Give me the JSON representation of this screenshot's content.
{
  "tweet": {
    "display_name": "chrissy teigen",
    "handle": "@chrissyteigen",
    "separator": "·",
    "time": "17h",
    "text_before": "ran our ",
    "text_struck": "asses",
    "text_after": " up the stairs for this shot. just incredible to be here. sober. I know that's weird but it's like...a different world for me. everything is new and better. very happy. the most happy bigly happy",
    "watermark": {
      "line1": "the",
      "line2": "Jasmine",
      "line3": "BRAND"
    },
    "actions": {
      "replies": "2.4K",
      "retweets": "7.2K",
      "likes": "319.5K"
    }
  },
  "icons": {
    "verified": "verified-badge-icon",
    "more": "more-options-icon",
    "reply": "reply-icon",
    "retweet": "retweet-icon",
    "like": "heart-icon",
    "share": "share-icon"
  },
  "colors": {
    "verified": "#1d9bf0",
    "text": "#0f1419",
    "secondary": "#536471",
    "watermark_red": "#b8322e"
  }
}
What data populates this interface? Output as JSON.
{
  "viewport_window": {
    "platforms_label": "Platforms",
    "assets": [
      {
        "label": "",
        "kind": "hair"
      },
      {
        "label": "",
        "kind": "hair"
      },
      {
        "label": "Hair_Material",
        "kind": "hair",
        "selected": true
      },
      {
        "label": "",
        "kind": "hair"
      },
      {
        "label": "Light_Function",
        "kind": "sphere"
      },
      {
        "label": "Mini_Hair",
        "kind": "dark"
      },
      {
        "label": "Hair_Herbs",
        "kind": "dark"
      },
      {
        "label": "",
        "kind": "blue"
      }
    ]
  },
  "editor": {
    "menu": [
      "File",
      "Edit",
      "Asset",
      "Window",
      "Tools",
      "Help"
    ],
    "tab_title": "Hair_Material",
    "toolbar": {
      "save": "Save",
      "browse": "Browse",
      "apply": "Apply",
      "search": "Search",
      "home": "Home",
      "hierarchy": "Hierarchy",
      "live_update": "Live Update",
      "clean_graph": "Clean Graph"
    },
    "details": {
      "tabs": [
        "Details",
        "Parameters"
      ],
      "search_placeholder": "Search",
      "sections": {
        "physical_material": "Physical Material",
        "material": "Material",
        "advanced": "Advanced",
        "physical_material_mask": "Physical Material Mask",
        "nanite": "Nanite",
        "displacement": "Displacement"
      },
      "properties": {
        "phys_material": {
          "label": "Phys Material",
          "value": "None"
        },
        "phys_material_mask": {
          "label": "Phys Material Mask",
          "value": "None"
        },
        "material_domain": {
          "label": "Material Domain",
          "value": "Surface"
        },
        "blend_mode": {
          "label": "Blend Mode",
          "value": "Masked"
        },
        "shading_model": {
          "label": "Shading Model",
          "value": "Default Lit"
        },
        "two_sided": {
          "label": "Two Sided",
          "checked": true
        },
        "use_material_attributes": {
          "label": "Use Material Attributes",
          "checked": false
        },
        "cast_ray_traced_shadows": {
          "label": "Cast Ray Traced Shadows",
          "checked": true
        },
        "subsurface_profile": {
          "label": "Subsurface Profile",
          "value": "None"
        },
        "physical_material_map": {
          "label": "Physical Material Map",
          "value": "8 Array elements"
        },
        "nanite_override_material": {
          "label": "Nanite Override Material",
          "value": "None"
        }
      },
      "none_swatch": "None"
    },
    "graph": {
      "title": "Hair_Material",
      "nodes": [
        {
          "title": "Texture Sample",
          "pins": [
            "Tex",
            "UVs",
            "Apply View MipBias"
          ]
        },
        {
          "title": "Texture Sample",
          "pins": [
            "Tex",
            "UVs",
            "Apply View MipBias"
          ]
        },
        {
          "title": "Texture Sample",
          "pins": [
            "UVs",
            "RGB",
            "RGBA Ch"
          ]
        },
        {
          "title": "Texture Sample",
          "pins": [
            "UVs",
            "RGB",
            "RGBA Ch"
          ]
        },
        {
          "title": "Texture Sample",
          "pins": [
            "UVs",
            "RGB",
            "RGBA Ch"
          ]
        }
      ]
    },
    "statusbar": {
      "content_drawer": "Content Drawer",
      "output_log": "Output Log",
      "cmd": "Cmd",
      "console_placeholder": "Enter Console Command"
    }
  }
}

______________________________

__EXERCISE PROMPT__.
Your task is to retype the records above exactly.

__OUTPUT FOR THIS EXERCISE__.
Give me the JSON representation of this screenshot's content.
{
  "tweet": {
    "display_name": "chrissy teigen",
    "handle": "@chrissyteigen",
    "separator": "·",
    "time": "17h",
    "text_before": "ran our ",
    "text_struck": "asses",
    "text_after": " up the stairs for this shot. just incredible to be here. sober. I know that's weird but it's like...a different world for me. everything is new and better. very happy. the most happy bigly happy",
    "watermark": {
      "line1": "the",
      "line2": "Jasmine",
      "line3": "BRAND"
    },
    "actions": {
      "replies": "2.4K",
      "retweets": "7.2K",
      "likes": "319.5K"
    }
  },
  "icons": {
    "verified": "verified-badge-icon",
    "more": "more-options-icon",
    "reply": "reply-icon",
    "retweet": "retweet-icon",
    "like": "heart-icon",
    "share": "share-icon"
  },
  "colors": {
    "verified": "#1d9bf0",
    "text": "#0f1419",
    "secondary": "#536471",
    "watermark_red": "#b8322e"
  }
}
What data populates this interface? Output as JSON.
{
  "viewport_window": {
    "platforms_label": "Platforms",
    "assets": [
      {
        "label": "",
        "kind": "hair"
      },
      {
        "label": "",
        "kind": "hair"
      },
      {
        "label": "Hair_Material",
        "kind": "hair",
        "selected": true
      },
      {
        "label": "",
        "kind": "hair"
      },
      {
        "label": "Light_Function",
        "kind": "sphere"
      },
      {
        "label": "Mini_Hair",
        "kind": "dark"
      },
      {
        "label": "Hair_Herbs",
        "kind": "dark"
      },
      {
        "label": "",
        "kind": "blue"
      }
    ]
  },
  "editor": {
    "menu": [
      "File",
      "Edit",
      "Asset",
      "Window",
      "Tools",
      "Help"
    ],
    "tab_title": "Hair_Material",
    "toolbar": {
      "save": "Save",
      "browse": "Browse",
      "apply": "Apply",
      "search": "Search",
      "home": "Home",
      "hierarchy": "Hierarchy",
      "live_update": "Live Update",
      "clean_graph": "Clean Graph"
    },
    "details": {
      "tabs": [
        "Details",
        "Parameters"
      ],
      "search_placeholder": "Search",
      "sections": {
        "physical_material": "Physical Material",
        "material": "Material",
        "advanced": "Advanced",
        "physical_material_mask": "Physical Material Mask",
        "nanite": "Nanite",
        "displacement": "Displacement"
      },
      "properties": {
        "phys_material": {
          "label": "Phys Material",
          "value": "None"
        },
        "phys_material_mask": {
          "label": "Phys Material Mask",
          "value": "None"
        },
        "material_domain": {
          "label": "Material Domain",
          "value": "Surface"
        },
        "blend_mode": {
          "label": "Blend Mode",
          "value": "Masked"
        },
        "shading_model": {
          "label": "Shading Model",
          "value": "Default Lit"
        },
        "two_sided": {
          "label": "Two Sided",
          "checked": true
        },
        "use_material_attributes": {
          "label": "Use Material Attributes",
          "checked": false
        },
        "cast_ray_traced_shadows": {
          "label": "Cast Ray Traced Shadows",
          "checked": true
        },
        "subsurface_profile": {
          "label": "Subsurface Profile",
          "value": "None"
        },
        "physical_material_map": {
          "label": "Physical Material Map",
          "value": "8 Array elements"
        },
        "nanite_override_material": {
          "label": "Nanite Override Material",
          "value": "None"
        }
      },
      "none_swatch": "None"
    },
    "graph": {
      "title": "Hair_Material",
      "nodes": [
        {
          "title": "Texture Sample",
          "pins": [
            "Tex",
            "UVs",
            "Apply View MipBias"
          ]
        },
        {
          "title": "Texture Sample",
          "pins": [
            "Tex",
            "UVs",
            "Apply View MipBias"
          ]
        },
        {
          "title": "Texture Sample",
          "pins": [
            "UVs",
            "RGB",
            "RGBA Ch"
          ]
        },
        {
          "title": "Texture Sample",
          "pins": [
            "UVs",
            "RGB",
            "RGBA Ch"
          ]
        },
        {
          "title": "Texture Sample",
          "pins": [
            "UVs",
            "RGB",
            "RGBA Ch"
          ]
        }
      ]
    },
    "statusbar": {
      "content_drawer": "Content Drawer",
      "output_log": "Output Log",
      "cmd": "Cmd",
      "console_placeholder": "Enter Console Command"
    }
  }
}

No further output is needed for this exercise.